* **ACTIVITY**: Repeat each entry in the listing word for word.

* **EXTRACTED INFORMATION**:
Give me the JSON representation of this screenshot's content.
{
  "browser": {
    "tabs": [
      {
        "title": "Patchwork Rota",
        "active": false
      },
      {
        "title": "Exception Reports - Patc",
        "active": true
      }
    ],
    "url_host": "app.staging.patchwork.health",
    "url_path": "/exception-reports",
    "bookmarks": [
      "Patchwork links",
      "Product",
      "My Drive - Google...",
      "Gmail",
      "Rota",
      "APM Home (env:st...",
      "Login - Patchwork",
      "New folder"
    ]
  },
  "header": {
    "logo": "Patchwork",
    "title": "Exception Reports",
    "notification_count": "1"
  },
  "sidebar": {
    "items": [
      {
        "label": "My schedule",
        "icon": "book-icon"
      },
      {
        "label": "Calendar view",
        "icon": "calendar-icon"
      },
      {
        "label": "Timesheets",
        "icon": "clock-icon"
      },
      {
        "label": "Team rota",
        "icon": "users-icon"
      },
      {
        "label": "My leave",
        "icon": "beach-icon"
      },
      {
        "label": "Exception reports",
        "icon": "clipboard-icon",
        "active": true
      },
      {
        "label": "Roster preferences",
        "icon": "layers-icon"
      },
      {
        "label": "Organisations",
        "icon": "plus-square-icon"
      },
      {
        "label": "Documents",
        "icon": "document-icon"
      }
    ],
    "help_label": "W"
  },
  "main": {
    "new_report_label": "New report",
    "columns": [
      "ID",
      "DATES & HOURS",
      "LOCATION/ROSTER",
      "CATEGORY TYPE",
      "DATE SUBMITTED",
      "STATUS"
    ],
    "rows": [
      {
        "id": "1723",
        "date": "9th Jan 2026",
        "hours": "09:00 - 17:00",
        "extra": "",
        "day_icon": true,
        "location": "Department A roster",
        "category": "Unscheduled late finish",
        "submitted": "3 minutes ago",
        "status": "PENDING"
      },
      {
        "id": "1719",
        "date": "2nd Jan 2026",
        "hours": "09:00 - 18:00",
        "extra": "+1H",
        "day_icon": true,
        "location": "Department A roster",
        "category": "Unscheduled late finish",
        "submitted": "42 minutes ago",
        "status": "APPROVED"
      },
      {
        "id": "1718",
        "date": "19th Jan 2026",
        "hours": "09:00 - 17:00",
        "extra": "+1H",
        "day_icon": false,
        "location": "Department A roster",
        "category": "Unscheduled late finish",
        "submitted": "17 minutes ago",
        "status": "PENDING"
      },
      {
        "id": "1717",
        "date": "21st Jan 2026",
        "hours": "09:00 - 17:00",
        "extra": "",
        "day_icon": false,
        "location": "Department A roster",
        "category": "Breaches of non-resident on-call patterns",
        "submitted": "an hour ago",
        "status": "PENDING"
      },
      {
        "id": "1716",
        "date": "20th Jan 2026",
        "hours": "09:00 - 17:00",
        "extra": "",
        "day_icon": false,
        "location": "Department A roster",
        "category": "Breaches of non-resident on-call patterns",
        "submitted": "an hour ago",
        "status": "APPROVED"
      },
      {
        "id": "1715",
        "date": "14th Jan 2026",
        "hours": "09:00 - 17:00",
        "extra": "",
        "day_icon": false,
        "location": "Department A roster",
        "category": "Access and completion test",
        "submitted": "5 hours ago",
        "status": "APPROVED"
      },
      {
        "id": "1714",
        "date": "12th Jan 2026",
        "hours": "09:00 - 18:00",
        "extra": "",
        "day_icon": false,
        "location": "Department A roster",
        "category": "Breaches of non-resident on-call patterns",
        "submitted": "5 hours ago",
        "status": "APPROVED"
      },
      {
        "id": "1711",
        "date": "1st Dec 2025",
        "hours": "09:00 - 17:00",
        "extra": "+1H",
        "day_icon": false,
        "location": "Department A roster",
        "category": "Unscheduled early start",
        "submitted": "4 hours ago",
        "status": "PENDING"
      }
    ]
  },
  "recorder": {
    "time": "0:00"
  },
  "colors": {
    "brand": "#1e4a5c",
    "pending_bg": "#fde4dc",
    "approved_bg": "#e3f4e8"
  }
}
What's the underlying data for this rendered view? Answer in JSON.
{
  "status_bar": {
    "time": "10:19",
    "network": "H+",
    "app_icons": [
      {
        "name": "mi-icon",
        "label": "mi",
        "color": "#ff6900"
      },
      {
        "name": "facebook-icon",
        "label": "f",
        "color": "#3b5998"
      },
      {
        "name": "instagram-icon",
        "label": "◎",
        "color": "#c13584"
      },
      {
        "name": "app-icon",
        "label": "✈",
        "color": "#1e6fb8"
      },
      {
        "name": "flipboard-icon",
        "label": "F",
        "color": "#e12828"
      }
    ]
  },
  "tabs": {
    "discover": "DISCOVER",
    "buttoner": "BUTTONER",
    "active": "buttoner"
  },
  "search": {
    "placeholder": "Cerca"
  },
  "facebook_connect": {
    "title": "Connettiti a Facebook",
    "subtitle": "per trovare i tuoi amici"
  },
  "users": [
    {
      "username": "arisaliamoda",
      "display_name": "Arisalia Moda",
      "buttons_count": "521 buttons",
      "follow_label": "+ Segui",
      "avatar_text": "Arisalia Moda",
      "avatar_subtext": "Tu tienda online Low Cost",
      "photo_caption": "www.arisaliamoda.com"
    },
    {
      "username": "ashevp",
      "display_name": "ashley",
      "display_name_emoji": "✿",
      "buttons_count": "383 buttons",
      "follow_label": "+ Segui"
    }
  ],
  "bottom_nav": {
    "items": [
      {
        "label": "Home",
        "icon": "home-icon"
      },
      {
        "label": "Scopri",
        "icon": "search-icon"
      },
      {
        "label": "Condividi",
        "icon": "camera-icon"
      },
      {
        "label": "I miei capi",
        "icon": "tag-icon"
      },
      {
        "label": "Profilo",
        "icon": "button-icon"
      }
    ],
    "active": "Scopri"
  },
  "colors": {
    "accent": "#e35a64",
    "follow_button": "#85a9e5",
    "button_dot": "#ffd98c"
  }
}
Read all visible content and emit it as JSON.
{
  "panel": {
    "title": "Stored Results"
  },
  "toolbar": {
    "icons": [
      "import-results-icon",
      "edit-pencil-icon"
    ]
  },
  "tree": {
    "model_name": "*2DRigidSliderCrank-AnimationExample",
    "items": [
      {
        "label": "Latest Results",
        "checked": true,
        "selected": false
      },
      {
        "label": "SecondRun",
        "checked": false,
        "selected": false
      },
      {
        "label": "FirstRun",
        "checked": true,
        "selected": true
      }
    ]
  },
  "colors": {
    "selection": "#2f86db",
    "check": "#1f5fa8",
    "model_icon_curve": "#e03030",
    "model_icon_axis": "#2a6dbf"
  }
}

* **FINISHED TASK**:
Give me the JSON representation of this screenshot's content.
{
  "browser": {
    "tabs": [
      {
        "title": "Patchwork Rota",
        "active": false
      },
      {
        "title": "Exception Reports - Patc",
        "active": true
      }
    ],
    "url_host": "app.staging.patchwork.health",
    "url_path": "/exception-reports",
    "bookmarks": [
      "Patchwork links",
      "Product",
      "My Drive - Google...",
      "Gmail",
      "Rota",
      "APM Home (env:st...",
      "Login - Patchwork",
      "New folder"
    ]
  },
  "header": {
    "logo": "Patchwork",
    "title": "Exception Reports",
    "notification_count": "1"
  },
  "sidebar": {
    "items": [
      {
        "label": "My schedule",
        "icon": "book-icon"
      },
      {
        "label": "Calendar view",
        "icon": "calendar-icon"
      },
      {
        "label": "Timesheets",
        "icon": "clock-icon"
      },
      {
        "label": "Team rota",
        "icon": "users-icon"
      },
      {
        "label": "My leave",
        "icon": "beach-icon"
      },
      {
        "label": "Exception reports",
        "icon": "clipboard-icon",
        "active": true
      },
      {
        "label": "Roster preferences",
        "icon": "layers-icon"
      },
      {
        "label": "Organisations",
        "icon": "plus-square-icon"
      },
      {
        "label": "Documents",
        "icon": "document-icon"
      }
    ],
    "help_label": "W"
  },
  "main": {
    "new_report_label": "New report",
    "columns": [
      "ID",
      "DATES & HOURS",
      "LOCATION/ROSTER",
      "CATEGORY TYPE",
      "DATE SUBMITTED",
      "STATUS"
    ],
    "rows": [
      {
        "id": "1723",
        "date": "9th Jan 2026",
        "hours": "09:00 - 17:00",
        "extra": "",
        "day_icon": true,
        "location": "Department A roster",
        "category": "Unscheduled late finish",
        "submitted": "3 minutes ago",
        "status": "PENDING"
      },
      {
        "id": "1719",
        "date": "2nd Jan 2026",
        "hours": "09:00 - 18:00",
        "extra": "+1H",
        "day_icon": true,
        "location": "Department A roster",
        "category": "Unscheduled late finish",
        "submitted": "42 minutes ago",
        "status": "APPROVED"
      },
      {
        "id": "1718",
        "date": "19th Jan 2026",
        "hours": "09:00 - 17:00",
        "extra": "+1H",
        "day_icon": false,
        "location": "Department A roster",
        "category": "Unscheduled late finish",
        "submitted": "17 minutes ago",
        "status": "PENDING"
      },
      {
        "id": "1717",
        "date": "21st Jan 2026",
        "hours": "09:00 - 17:00",
        "extra": "",
        "day_icon": false,
        "location": "Department A roster",
        "category": "Breaches of non-resident on-call patterns",
        "submitted": "an hour ago",
        "status": "PENDING"
      },
      {
        "id": "1716",
        "date": "20th Jan 2026",
        "hours": "09:00 - 17:00",
        "extra": "",
        "day_icon": false,
        "location": "Department A roster",
        "category": "Breaches of non-resident on-call patterns",
        "submitted": "an hour ago",
        "status": "APPROVED"
      },
      {
        "id": "1715",
        "date": "14th Jan 2026",
        "hours": "09:00 - 17:00",
        "extra": "",
        "day_icon": false,
        "location": "Department A roster",
        "category": "Access and completion test",
        "submitted": "5 hours ago",
        "status": "APPROVED"
      },
      {
        "id": "1714",
        "date": "12th Jan 2026",
        "hours": "09:00 - 18:00",
        "extra": "",
        "day_icon": false,
        "location": "Department A roster",
        "category": "Breaches of non-resident on-call patterns",
        "submitted": "5 hours ago",
        "status": "APPROVED"
      },
      {
        "id": "1711",
        "date": "1st Dec 2025",
        "hours": "09:00 - 17:00",
        "extra": "+1H",
        "day_icon": false,
        "location": "Department A roster",
        "category": "Unscheduled early start",
        "submitted": "4 hours ago",
        "status": "PENDING"
      }
    ]
  },
  "recorder": {
    "time": "0:00"
  },
  "colors": {
    "brand": "#1e4a5c",
    "pending_bg": "#fde4dc",
    "approved_bg": "#e3f4e8"
  }
}
What's the underlying data for this rendered view? Answer in JSON.
{
  "status_bar": {
    "time": "10:19",
    "network": "H+",
    "app_icons": [
      {
        "name": "mi-icon",
        "label": "mi",
        "color": "#ff6900"
      },
      {
        "name": "facebook-icon",
        "label": "f",
        "color": "#3b5998"
      },
      {
        "name": "instagram-icon",
        "label": "◎",
        "color": "#c13584"
      },
      {
        "name": "app-icon",
        "label": "✈",
        "color": "#1e6fb8"
      },
      {
        "name": "flipboard-icon",
        "label": "F",
        "color": "#e12828"
      }
    ]
  },
  "tabs": {
    "discover": "DISCOVER",
    "buttoner": "BUTTONER",
    "active": "buttoner"
  },
  "search": {
    "placeholder": "Cerca"
  },
  "facebook_connect": {
    "title": "Connettiti a Facebook",
    "subtitle": "per trovare i tuoi amici"
  },
  "users": [
    {
      "username": "arisaliamoda",
      "display_name": "Arisalia Moda",
      "buttons_count": "521 buttons",
      "follow_label": "+ Segui",
      "avatar_text": "Arisalia Moda",
      "avatar_subtext": "Tu tienda online Low Cost",
      "photo_caption": "www.arisaliamoda.com"
    },
    {
      "username": "ashevp",
      "display_name": "ashley",
      "display_name_emoji": "✿",
      "buttons_count": "383 buttons",
      "follow_label": "+ Segui"
    }
  ],
  "bottom_nav": {
    "items": [
      {
        "label": "Home",
        "icon": "home-icon"
      },
      {
        "label": "Scopri",
        "icon": "search-icon"
      },
      {
        "label": "Condividi",
        "icon": "camera-icon"
      },
      {
        "label": "I miei capi",
        "icon": "tag-icon"
      },
      {
        "label": "Profilo",
        "icon": "button-icon"
      }
    ],
    "active": "Scopri"
  },
  "colors": {
    "accent": "#e35a64",
    "follow_button": "#85a9e5",
    "button_dot": "#ffd98c"
  }
}
Read all visible content and emit it as JSON.
{
  "panel": {
    "title": "Stored Results"
  },
  "toolbar": {
    "icons": [
      "import-results-icon",
      "edit-pencil-icon"
    ]
  },
  "tree": {
    "model_name": "*2DRigidSliderCrank-AnimationExample",
    "items": [
      {
        "label": "Latest Results",
        "checked": true,
        "selected": false
      },
      {
        "label": "SecondRun",
        "checked": false,
        "selected": false
      },
      {
        "label": "FirstRun",
        "checked": true,
        "selected": true
      }
    ]
  },
  "colors": {
    "selection": "#2f86db",
    "check": "#1f5fa8",
    "model_icon_curve": "#e03030",
    "model_icon_axis": "#2a6dbf"
  }
}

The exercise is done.